Once Caplor Energy have installed your new Solar system. you will start seeing the savings straight away. If you can change how you use energy to match the generation then you could save even more.
Different technologies require different behaviour changes to make the most of the generated energy. By being aware of your system’s output by using monitoring devices, such as the SMA SunnyBeam, will allow you to make choices as to when to use energy.
Steps that you can take to reduce the amount of electricity that you export in order of ease are:
- Use electrical appliances during the day while your PV system is working, rather than at night – for example washing machines and dishwashers (easy)
- Use the excess electricity generated to generate heat
- Use the excess electricity generated to generate hot water
- Store the electricity generated in batteries
USE ELECTRICAL APPLIANCES DURING THE DAY (EASY)
You can adjust your behaviour so that you use appliances with a high energy demand such as washing machines, dishwashers, irons and hoovers during the day when your PV system is generating more electricity. At the same time you can charge up devices such as laptops and mobile phones which run on batteries. What you are aiming for is to match the output of your PV system with your electrical consumption in real time.
If you are not at home during the day to take advantage of the surplus electricity being generated, you can buy electrical appliances with a timer delay which will enable your appliances to start working during the day while you are out.
USE THE EXCESS ELECTRICITY GENERATED TO GENERATE HEAT (MEDIUM)
You might also consider using any excess electricity to top up the likes of electric storage heaters. If you do this you have to be particularly careful not to use more electricity than would otherwise be exported if you currently buy your electricity on Economy 7 or 10. This is because any additional electricity consumed during the day will cost you more than electricity consumed during the cheaper rates available at night using Economy 7 or 10 – making you worse off.
USE THE EXCESS ELECTRICITY GENERATED TO GENERATE HOT WATER (MEDIUM)
One way of using excess daytime electricity in a more controlled way is to use it to generate hot water via an immersion heater. In order to be able to do this you will need:
- a standard hot water cylinder with an immersion heater fitted
- a PV system ideally rated at 2kWp or more
- the PV system and immersion heater connected to the same consumer unit
- an immersion relay to reduce the electrical consumption of your immersion heater from the usual 3kW to 1kW (alternatively to replace the existing 3kW immersion heater with a 1kW heater). If the electrical consumption of your immersion heater is not reduced in this way, there is a significant risk that you have to buy in electricity to make up the shortfall – costing you more rather than saving you money. But if your immersion heater is currently used to provide all your hot water (even if only at some times of the year), down-rating its output in this way is unlikely to be useful as you may find you have insufficient hot water for your daily needs.

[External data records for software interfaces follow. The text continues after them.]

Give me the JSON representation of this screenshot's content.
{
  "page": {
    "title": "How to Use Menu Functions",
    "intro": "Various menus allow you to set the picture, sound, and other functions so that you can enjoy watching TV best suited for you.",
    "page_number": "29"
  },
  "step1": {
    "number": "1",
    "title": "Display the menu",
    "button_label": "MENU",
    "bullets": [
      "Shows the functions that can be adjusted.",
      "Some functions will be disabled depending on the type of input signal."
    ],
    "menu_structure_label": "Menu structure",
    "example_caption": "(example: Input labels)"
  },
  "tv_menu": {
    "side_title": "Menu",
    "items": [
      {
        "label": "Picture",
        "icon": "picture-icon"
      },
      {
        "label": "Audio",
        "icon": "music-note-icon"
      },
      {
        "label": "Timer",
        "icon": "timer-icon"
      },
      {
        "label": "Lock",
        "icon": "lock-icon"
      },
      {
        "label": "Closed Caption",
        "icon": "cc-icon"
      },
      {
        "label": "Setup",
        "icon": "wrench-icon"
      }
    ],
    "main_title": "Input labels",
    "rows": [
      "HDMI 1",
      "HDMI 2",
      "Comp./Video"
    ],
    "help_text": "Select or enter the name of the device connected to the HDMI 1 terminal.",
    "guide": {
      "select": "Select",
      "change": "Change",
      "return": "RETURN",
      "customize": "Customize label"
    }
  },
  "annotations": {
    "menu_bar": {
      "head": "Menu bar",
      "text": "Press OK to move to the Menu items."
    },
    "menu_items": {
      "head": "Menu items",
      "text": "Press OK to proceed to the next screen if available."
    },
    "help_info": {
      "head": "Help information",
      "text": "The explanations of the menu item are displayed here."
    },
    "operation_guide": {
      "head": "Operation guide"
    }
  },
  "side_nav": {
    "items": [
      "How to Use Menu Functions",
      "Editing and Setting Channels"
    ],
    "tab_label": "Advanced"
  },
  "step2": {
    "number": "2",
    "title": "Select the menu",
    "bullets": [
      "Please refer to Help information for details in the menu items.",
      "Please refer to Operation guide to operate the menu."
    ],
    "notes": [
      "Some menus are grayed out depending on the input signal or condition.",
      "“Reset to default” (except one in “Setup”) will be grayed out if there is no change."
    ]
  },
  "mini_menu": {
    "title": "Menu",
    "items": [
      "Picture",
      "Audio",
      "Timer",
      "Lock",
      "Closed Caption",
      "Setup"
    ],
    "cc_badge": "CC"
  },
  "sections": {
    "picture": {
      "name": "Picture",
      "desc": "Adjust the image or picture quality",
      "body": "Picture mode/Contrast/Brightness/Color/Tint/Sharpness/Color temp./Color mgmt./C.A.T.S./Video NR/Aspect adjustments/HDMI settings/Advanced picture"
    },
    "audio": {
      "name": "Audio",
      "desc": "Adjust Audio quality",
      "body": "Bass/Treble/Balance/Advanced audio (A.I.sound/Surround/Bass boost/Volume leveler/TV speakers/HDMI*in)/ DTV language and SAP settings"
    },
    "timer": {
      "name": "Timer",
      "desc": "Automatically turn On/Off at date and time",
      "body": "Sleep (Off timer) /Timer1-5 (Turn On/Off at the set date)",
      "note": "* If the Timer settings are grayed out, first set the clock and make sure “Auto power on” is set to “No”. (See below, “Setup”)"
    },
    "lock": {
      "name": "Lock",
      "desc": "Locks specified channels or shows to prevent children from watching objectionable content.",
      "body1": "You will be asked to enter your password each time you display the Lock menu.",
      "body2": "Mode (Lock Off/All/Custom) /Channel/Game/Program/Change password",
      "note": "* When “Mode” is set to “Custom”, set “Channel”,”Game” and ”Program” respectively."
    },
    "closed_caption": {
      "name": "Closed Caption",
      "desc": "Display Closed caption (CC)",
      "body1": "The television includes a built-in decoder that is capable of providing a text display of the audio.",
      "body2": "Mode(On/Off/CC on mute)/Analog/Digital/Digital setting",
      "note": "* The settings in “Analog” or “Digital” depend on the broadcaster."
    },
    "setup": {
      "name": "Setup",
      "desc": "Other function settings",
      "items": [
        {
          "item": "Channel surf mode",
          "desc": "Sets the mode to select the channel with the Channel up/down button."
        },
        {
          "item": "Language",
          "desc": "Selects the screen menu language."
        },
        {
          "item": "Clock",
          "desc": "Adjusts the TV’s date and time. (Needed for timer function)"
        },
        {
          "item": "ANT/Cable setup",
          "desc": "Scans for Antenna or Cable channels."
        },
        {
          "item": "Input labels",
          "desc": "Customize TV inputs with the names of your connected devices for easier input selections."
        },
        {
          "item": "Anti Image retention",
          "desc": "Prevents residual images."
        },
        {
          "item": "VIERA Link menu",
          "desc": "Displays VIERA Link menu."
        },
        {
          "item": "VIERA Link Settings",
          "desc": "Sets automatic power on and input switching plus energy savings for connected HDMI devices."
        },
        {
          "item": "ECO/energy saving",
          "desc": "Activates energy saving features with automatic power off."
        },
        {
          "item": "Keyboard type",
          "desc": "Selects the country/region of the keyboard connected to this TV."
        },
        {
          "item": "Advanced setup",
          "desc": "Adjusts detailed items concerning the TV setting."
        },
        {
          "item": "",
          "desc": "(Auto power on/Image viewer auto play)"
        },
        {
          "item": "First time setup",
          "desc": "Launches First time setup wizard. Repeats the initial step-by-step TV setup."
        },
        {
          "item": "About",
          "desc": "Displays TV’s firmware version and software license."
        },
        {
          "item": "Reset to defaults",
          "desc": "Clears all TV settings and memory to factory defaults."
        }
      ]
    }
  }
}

- a current sensing relay unit to detect how much electricity is being generated by your inverter and to switch over to the immersion heater at a set point – usually 1kW. This is done on the assumption that no more than 1kW is being consumed within the home and that any excess would normally be exported to the grid.
The advice in the UK is that hot water stored in a cylinder should be kept above, or periodically rise to, above 60°C to avoid the danger of Legionella bacteria. If your down-rated immersion heater cannot do this, you will need to ensure that your boiler comes on from time to time to provide this top-up heat.

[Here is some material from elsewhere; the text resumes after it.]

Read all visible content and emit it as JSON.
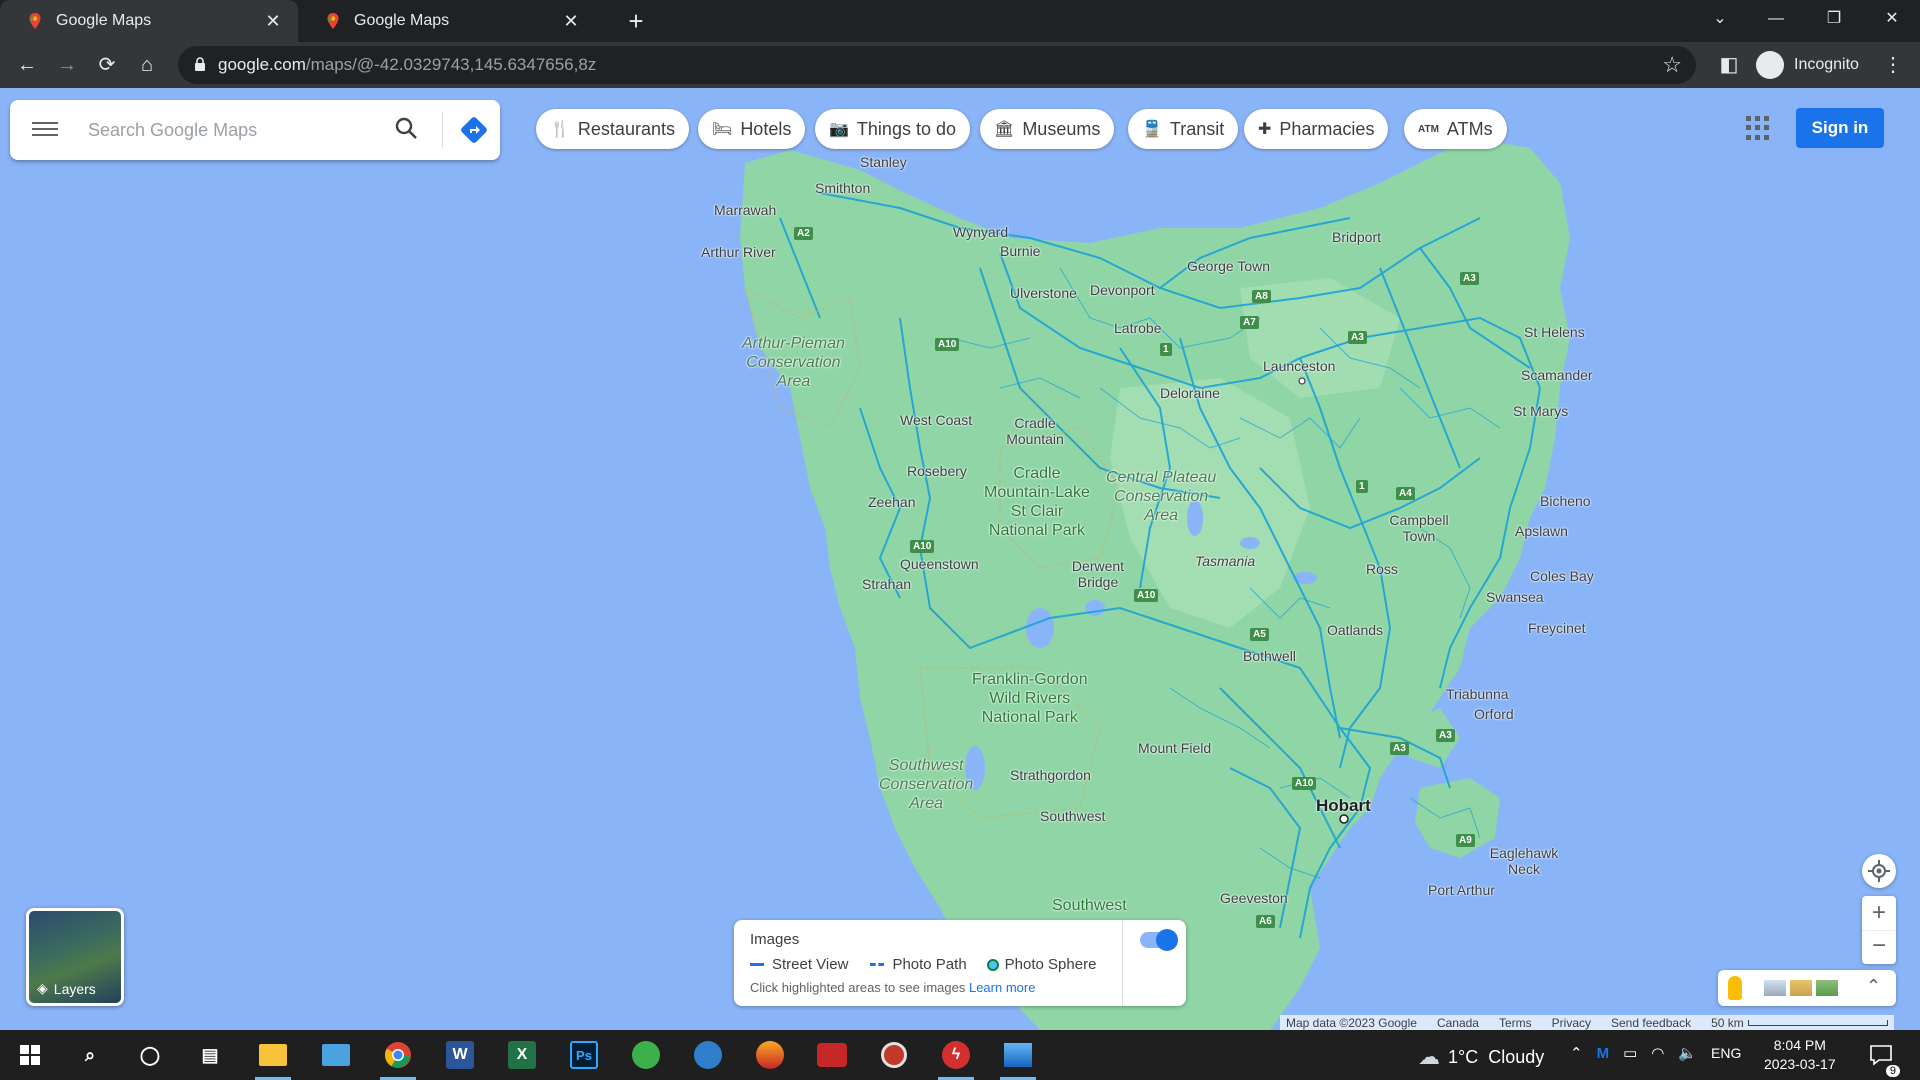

If you normally use gas to heat your hot water you will need to consider carefully whether it is more cost-effective for you to use the surplus electricity generated in this way – even taking account of the fact that your immersion heater will be more efficient than your boiler, the payback time is likely to be twice as long as for other fuels.
STORE THE ELECTRICITY GENERATED IN BATTERIES (HARD)
Excess electricity generated by your PV system can be stored in batteries even if your system is grid connected. However, good quality batteries are expensive and will need replacing every 5 to 10 years depending on the amount they are used and the depth to which they are discharged.
Installing batteries is unlikely to save you money, although you might still consider installing batteries as a backup if you live in an area which experiences frequent power cuts. There are systems (sold as system backups or power routers) on the market that can automatically switch over to battery power in the event of a power cut.
Solar Hot Water
As the energy captured from a solar hot water panel is stored in your hot water cylinder, the best way to use as much of the energy as possible is to avoid heating your hot water until the solar thermal has a had chance to put as much heat as possible into the cylinder before using any auxiliary heating. Your Caplor Energy installer will set up the system for you.
Try and have showers and baths towards the end of the day, after the tank has been heated by the sun
Don’t use power showers as these heat their own hot water with electricity, thus bypassing the hot water in a solar heated tank.
Turn off your boiler completely in the summer, You shouldn’t need to use your boiler at all during the summer months with a well designed solar hot water system. Making sure your boiler is off will ensure that even if the water temperature drops a little the boiler won’t kick in.
Fit low flow taps and shower heads. This will make sure that you are using less hot water so the solar input will go much further.